New York hosted two World’s Fair events in the last century and alas, I wasn’t born yet when either one took place. Not much has remained from either Fair but there are still bits of the 1964 World’s Fair that are still accessible to the public. Last year was the 50th anniversary of the Fair and after a multi-million dollar restoration, the old New York State Pavilion was finally opened to the public on very limited tours. I wasn’t able to attend then but fortunately, it was open recently for the annual Open House New York Weekend.

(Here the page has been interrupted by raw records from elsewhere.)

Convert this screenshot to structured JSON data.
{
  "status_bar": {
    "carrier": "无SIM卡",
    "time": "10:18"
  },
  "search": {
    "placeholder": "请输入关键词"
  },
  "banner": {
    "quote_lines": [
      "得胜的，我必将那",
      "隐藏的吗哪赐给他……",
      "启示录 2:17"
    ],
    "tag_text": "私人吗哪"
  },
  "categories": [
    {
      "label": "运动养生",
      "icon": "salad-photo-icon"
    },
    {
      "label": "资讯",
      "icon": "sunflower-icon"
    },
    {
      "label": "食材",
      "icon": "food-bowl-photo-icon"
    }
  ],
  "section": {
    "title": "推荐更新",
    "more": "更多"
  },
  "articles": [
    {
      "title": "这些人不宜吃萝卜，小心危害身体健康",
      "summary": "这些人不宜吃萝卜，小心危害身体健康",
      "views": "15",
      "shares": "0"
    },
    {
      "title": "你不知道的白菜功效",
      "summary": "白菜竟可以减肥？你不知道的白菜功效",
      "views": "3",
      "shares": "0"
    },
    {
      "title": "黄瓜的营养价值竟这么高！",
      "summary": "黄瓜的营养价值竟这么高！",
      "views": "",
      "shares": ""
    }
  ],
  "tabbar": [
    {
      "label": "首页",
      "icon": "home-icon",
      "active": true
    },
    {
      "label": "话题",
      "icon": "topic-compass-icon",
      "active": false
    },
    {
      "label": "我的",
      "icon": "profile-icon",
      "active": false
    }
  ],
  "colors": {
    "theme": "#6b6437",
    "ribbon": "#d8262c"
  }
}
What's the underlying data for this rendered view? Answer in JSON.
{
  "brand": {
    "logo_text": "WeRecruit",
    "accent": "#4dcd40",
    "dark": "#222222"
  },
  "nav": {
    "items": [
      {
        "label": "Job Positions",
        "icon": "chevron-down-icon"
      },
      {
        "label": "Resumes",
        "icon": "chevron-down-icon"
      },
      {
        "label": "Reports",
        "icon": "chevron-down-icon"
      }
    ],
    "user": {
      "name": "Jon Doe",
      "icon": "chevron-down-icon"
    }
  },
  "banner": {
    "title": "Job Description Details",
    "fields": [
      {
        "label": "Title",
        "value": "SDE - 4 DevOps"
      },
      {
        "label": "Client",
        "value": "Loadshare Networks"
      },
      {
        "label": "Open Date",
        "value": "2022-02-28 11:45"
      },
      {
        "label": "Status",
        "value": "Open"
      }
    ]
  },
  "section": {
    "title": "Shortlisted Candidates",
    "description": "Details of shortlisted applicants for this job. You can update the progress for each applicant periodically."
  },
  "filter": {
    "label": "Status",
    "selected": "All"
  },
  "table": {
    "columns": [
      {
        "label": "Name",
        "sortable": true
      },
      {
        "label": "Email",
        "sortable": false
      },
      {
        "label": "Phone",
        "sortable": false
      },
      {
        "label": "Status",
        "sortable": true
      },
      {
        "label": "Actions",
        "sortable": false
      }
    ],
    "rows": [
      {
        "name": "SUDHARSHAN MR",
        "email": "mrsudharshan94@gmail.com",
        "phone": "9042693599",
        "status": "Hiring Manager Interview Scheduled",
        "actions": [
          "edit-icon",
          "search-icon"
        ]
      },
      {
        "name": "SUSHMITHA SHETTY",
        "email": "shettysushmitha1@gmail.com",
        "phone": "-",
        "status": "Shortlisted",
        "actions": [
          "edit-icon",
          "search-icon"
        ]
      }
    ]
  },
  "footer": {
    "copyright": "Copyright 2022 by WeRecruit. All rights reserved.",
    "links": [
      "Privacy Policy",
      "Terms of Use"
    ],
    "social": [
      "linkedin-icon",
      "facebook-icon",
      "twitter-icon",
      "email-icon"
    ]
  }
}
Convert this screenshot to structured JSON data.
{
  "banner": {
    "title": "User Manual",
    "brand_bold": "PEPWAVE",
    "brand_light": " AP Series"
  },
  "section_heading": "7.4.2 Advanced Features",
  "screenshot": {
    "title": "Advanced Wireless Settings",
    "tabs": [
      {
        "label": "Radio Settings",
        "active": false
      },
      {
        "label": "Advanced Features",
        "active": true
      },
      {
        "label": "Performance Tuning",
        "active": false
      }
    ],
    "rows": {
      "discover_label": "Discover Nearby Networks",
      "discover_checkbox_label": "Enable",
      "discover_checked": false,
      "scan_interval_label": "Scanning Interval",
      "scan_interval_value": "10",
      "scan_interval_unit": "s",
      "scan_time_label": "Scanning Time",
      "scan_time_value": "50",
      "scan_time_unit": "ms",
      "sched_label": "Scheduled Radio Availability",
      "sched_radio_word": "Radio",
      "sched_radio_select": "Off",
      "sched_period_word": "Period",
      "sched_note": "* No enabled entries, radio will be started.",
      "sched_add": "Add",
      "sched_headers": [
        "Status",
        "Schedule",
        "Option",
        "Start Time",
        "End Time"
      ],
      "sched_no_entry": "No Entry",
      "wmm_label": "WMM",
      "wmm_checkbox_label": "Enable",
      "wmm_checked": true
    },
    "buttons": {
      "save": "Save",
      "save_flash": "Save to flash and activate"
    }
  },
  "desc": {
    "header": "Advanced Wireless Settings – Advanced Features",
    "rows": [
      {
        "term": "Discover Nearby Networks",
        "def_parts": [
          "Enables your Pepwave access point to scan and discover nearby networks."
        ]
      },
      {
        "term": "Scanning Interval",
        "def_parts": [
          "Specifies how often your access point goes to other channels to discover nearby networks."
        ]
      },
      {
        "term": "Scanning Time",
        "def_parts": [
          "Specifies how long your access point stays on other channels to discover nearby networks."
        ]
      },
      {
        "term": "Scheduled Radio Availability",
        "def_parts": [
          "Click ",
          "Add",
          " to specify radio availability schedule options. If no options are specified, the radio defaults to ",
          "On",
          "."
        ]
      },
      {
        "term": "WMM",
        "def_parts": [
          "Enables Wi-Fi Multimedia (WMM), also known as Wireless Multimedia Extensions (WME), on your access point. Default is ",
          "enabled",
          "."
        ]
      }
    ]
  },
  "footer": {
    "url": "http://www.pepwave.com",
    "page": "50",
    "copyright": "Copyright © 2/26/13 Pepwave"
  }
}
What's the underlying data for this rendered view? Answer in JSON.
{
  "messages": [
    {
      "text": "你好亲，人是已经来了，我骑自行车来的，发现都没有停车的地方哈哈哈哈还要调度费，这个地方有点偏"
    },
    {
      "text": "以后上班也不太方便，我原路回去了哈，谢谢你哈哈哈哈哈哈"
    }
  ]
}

When I was younger, I often wondered about those strange looking structures in the Flushing Meadows-Corona Park as we drove through along the expressway. To be honest, I always thought they were rather an eyesore that marred the view of the park and it was a very long time before I learned what they actually were. And then it just seemed a pity that they were left standing derelict for decades, a reminder of days gone by. But the site’s been cleaned up and there are fresh coats of bright paints in similar colors as were there originally in the 1960s.
The Pavilion is made up of several structures but it was the “Tent of Tomorrow” that we were coming to see. It opened at 1pm and there were about 20 or so people ahead of me in line when I arrived around 12:45pm. It was a cool, bright day and chilly but at least the sun helped to keep us warm. As we waited, music and old advertisements from that era played loudly from inside the pavilion to remind us of that time. And at the front of the line, everyone was given a mesh cap to wear and over that, a hard hat. Once the safety gear was on, I walked inside to find these glorious views:
The ceiling was originally made up of many translucent colored tiles. Only the skeleton remains but I suppose one could imagine what it might have looked like (or take a look at the photos in this WNYC article instead).
Even the floor was worth looking at. Originally, one would look down and see a highway map of New York State; most of the floor did not survive but there were two small portions on display for the weekend. Other items found during the restoration were placed in various spots inside the Pavilion as well as photos past and present of the site. There were several signs still hanging along the perimeter that indicated where a restaurant once was as well as access to a mezzanine. Unfortunately, heading upstairs is prohibited but we could see the remnants of old stairs and escalators just beyond a wire fence.
The other two structures that are part of the Pavilion still remain to this day. The Theaterama is now home to the Queens Theater; I walked by as I was leaving and was tempted to stop in its cafe to grab lunch but didn’t. Next to and slightly behind the Theaterama are the Observation Towers; the Towers are still off-limits and haven’t been restored. It would be wonderful if they too were cleaned up and accessible but there doesn’t seem to be any plans for that. Maybe one day…